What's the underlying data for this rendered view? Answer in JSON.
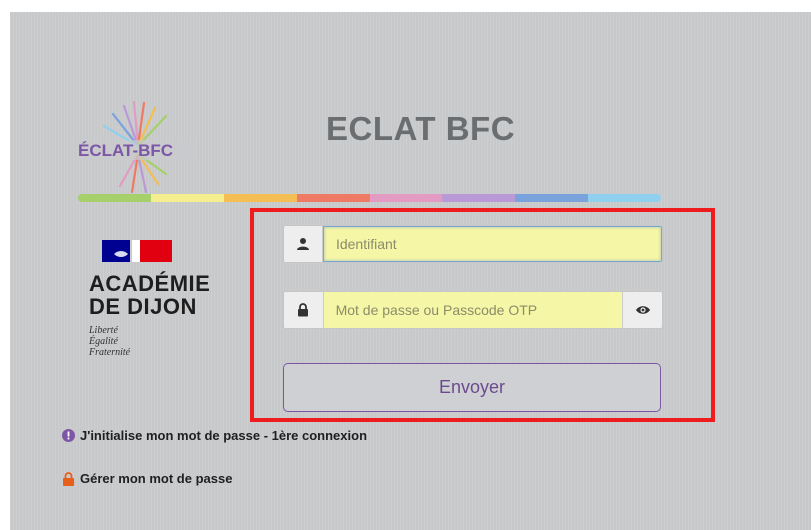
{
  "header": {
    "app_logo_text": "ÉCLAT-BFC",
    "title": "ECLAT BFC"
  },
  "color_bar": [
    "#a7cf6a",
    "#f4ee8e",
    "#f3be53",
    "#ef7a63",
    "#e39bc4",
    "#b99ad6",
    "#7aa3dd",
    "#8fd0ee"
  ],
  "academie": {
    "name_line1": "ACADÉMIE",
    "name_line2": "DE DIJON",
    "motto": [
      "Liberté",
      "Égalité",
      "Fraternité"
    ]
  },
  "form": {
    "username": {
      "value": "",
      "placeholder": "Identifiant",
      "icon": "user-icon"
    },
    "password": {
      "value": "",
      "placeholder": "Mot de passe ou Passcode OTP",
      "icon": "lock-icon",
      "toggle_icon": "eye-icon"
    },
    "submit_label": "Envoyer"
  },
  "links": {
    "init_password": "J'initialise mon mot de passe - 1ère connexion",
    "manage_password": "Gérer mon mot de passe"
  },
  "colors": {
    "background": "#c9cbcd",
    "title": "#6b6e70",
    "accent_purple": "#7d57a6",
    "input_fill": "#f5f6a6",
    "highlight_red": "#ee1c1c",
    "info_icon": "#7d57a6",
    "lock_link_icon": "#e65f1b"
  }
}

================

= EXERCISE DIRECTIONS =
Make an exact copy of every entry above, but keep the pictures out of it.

= ANSWER TO THE EXERCISE =
What's the underlying data for this rendered view? Answer in JSON.
{
  "header": {
    "app_logo_text": "ÉCLAT-BFC",
    "title": "ECLAT BFC"
  },
  "color_bar": [
    "#a7cf6a",
    "#f4ee8e",
    "#f3be53",
    "#ef7a63",
    "#e39bc4",
    "#b99ad6",
    "#7aa3dd",
    "#8fd0ee"
  ],
  "academie": {
    "name_line1": "ACADÉMIE",
    "name_line2": "DE DIJON",
    "motto": [
      "Liberté",
      "Égalité",
      "Fraternité"
    ]
  },
  "form": {
    "username": {
      "value": "",
      "placeholder": "Identifiant",
      "icon": "user-icon"
    },
    "password": {
      "value": "",
      "placeholder": "Mot de passe ou Passcode OTP",
      "icon": "lock-icon",
      "toggle_icon": "eye-icon"
    },
    "submit_label": "Envoyer"
  },
  "links": {
    "init_password": "J'initialise mon mot de passe - 1ère connexion",
    "manage_password": "Gérer mon mot de passe"
  },
  "colors": {
    "background": "#c9cbcd",
    "title": "#6b6e70",
    "accent_purple": "#7d57a6",
    "input_fill": "#f5f6a6",
    "highlight_red": "#ee1c1c",
    "info_icon": "#7d57a6",
    "lock_link_icon": "#e65f1b"
  }
}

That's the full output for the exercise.